Been working on a lot of terrain for my gaming table and my next few posts will be about the different pieces. First up are some Russian huts.

Before Christmas I saw some excellent huts on a blog (can't remember which one) as I was looking for ideas for Russian huts. I found out that they were from Pegasus and I immediately placed an order with Arcane Scenery, about a week later they arrived in the mail.

They are scaled for 1/72 but I think they will do for 28mm. The plastic kits were very easy to assemble. I did not get around to painting them until last week.

With the setting I needed to put some snow onto the roofs and I used my usual mix. I did not get a consistent look on the different roofs so I needed to go back and apply another layer.

I am also thinking about creating some burned down huts, but these will be my intact huts.

Wednesday, January 7, 2015

Activation Deck

When I first was reading through the rules for Muskets & Tomahawks I was very intrigued by the Activation Deck that the game makes use of. The unpredictable nature of skirmish gaming that I wanted for 1812 - Retreat from Moscow game is provided by the Activation Deck. For those unaware of what the Activation Deck is, here is a brief rounddown:

The Activation Deck runs the game sequence. There are four types of cards:
  • Activation Cards
  • Morale Cards
  • Forward Boys!
  • Event Cards
Activation Cards
An Activation card contains three pieces of information: the side being activated, the Troop Type activated and the number of Actions allowed for these units.

When drawn, all Troop Types of the activated side (including Officers that are a unit consisting of a single model) may perform the number of actions indicated on the card.

Example: if the player who will control the Russian Army, adds a Russian Jaegers unit (Troop type: Irregular) to his army, he adds the Russian card for Irregular units. Once the game begins, when that particular card comes up, the player then activates all his units with the Irregular troop type characteristic. 

Morale Card
There is one card for each side. Once the card comes up that side will have to take a Reaction test for each unit. This card is only added when at the end of a turn one side has lost half or more of its starting number of models.

Forward Boys!
This card activates all Officers and units with the "Elite" trait of that side. Each of these units may immediately perform 1 action. For my cards I wanted to have the text Forward Boys in the two languages of my game.

Event Cards
The  event cards are  used to add a  random element to your game. They can be used to indicate a specific scenario event if  using the Scenario Generator. Some times these cards will not have any impact on the game, at other times they may have unexpected consequences.

The 1812 - Retreat from Moscow Activation Deck
The original deck for Muskets & Tomahawks while beautiful, cannot be used for 1812 - Retreat from Moscow. I therefore chose to design my own using InDesign and Photoshop. 

For the back of the cards I chose the well known image of Napoleon during the Retreat from Moscow by Adolph Northen. 
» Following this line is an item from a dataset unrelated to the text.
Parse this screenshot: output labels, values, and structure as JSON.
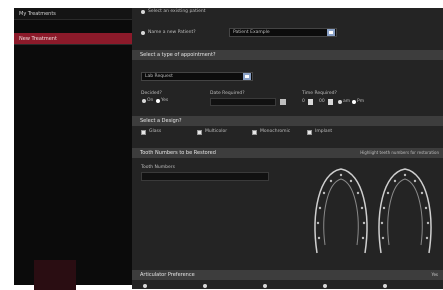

Through my work I have access to an online image database and here I found some excellent images of battle worn French and Russian flags. These would be the background for each of the cards front. It was then just a question of adding the different text to each card.

I am very pleased with the results, especially the look of the two flags.

Monday, January 5, 2015


These figures were painted and photographed before Christmas, but I have only now gotten around to actually posting these. The photos are not the best, so I will try and take some new ones.

The mounted Cossacks are all from Perry Miniatures. The bases are made from hard wood, with a simple snow mixture (baking soda, white glue, white paint and water). They are wonderful looking figures with lots of character.

The Cossack infantry are from Westwind Miniatures. The are listed as Dracula's Cossack Guards and are part of their older Vampire Wars line. They are a bit more fantasy like than the Perry Cossacks but not much.

My painting of these are very simple, base colour, the a Sepia Wash, and a few highlights. It will not win any prices, but it gives them the rough and dirty look of a soldier that I like.